55

60

65

70

7(1

ence of hydrogen in a ratio of from 100 to 400 standard cubic feet of hydrogen per barrel of hydrocarbon in the charge at a reaction temperature from 750 to 900 F., a pressure from 50 to 500 pounds per square inch gauge and at a charge liquid hourly space velocity of at least 8 volumes per volume of catalyst per hour. 4. A hydro isomerization process which comprises contacting in admixture with hydrogen a hydrocarbon charge of the gasoline boiling range comprising at least 85 volume percent n-pentane and. the rest. consisting essentially of other open chain paraffinic hydrocarbons with a .supported platinum catalyst at a conversion temperature below 900 F., a charge liquid hourly space velocity of at least 5 volumes per volumes of, catalyst per hour and maintaining a ratio of hydrogen to hydrocarbon in the charge from 50 to 1000 standard cubic feet of hydrogen per barrel of hydrocarbon. 5. A hydroisomerization process which comprises contacting in admixture with hydrogen a refinery Cs fraction containing at least 85 volume percent n-pentane and the rest consisting essentially of other open chain paraffinic hydrocarbons with a platinum-alumina catalyst containing from 0.2 to 1.0 percent by weight platinum, at a reaction temperature of 600 to 900 P.,. a pressure of
0 0 0 0 0

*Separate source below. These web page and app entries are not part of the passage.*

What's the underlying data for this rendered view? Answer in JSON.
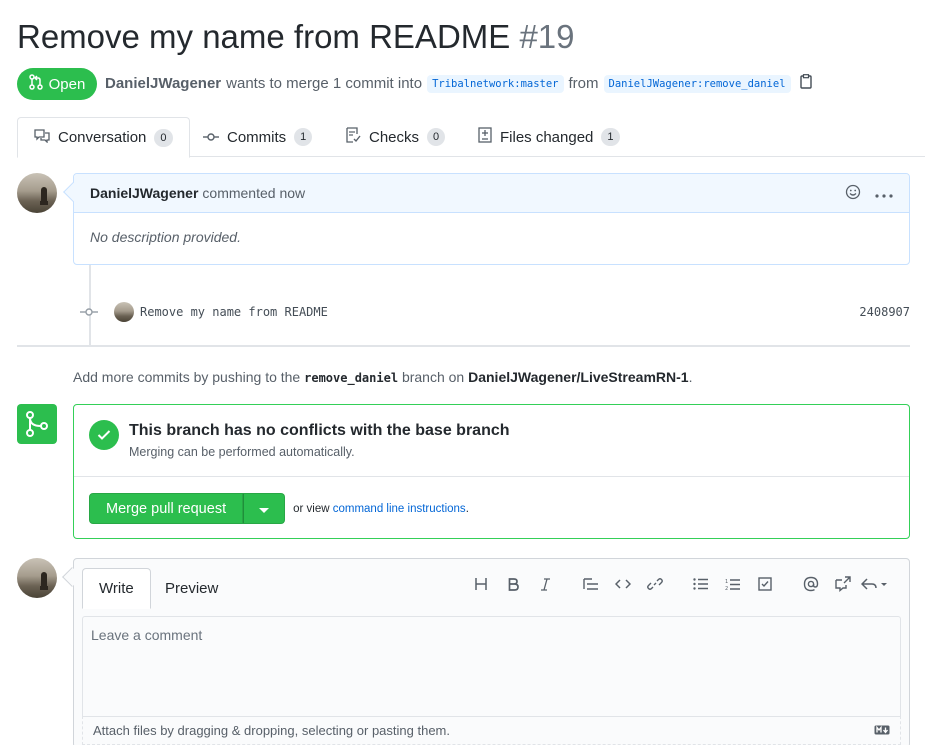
{
  "pr": {
    "title": "Remove my name from README",
    "number": "#19",
    "state": "Open",
    "author": "DanielJWagener",
    "merge_text": "wants to merge 1 commit into",
    "base_branch": "Tribalnetwork:master",
    "from_text": "from",
    "head_branch": "DanielJWagener:remove_daniel"
  },
  "tabs": [
    {
      "label": "Conversation",
      "count": "0",
      "icon": "conversation-icon"
    },
    {
      "label": "Commits",
      "count": "1",
      "icon": "commit-icon"
    },
    {
      "label": "Checks",
      "count": "0",
      "icon": "checklist-icon"
    },
    {
      "label": "Files changed",
      "count": "1",
      "icon": "diff-icon"
    }
  ],
  "comment": {
    "author": "DanielJWagener",
    "time": "commented now",
    "body": "No description provided."
  },
  "commit": {
    "message": "Remove my name from README",
    "sha": "2408907"
  },
  "push_hint": {
    "prefix": "Add more commits by pushing to the",
    "branch": "remove_daniel",
    "middle": "branch on",
    "repo": "DanielJWagener/LiveStreamRN-1",
    "suffix": "."
  },
  "merge": {
    "status": "This branch has no conflicts with the base branch",
    "sub": "Merging can be performed automatically.",
    "button": "Merge pull request",
    "alt_prefix": "or view",
    "alt_link": "command line instructions",
    "alt_suffix": "."
  },
  "editor": {
    "tab_write": "Write",
    "tab_preview": "Preview",
    "placeholder": "Leave a comment",
    "attach": "Attach files by dragging & dropping, selecting or pasting them.",
    "tools": [
      "header-icon",
      "bold-icon",
      "italic-icon",
      "quote-icon",
      "code-icon",
      "link-icon",
      "unordered-list-icon",
      "ordered-list-icon",
      "task-list-icon",
      "mention-icon",
      "cross-reference-icon",
      "reply-icon"
    ]
  },
  "colors": {
    "accent_green": "#2cbe4e",
    "link_blue": "#0366d6"
  }
}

50 to 500 pounds per square inch gauge, at a charge liquid hourly space velocity of at least 8 volumes per volume of catalyst per hour and maintaining a ratio of hydrogen to hydrocarbon in the charge near but substantially above the hydrogen concentration at which the catalyst is 5 rapidly deactivated by carbonaceous deposits.

References Cited in the file of this patent


2,479,110 2,642,384 2,736,684 UNITED STATES PATENTS Haensel . Aug. 16, 1949 Cox June 16, 1953 Tarnpoll ~ Feb. 2S. 1956

10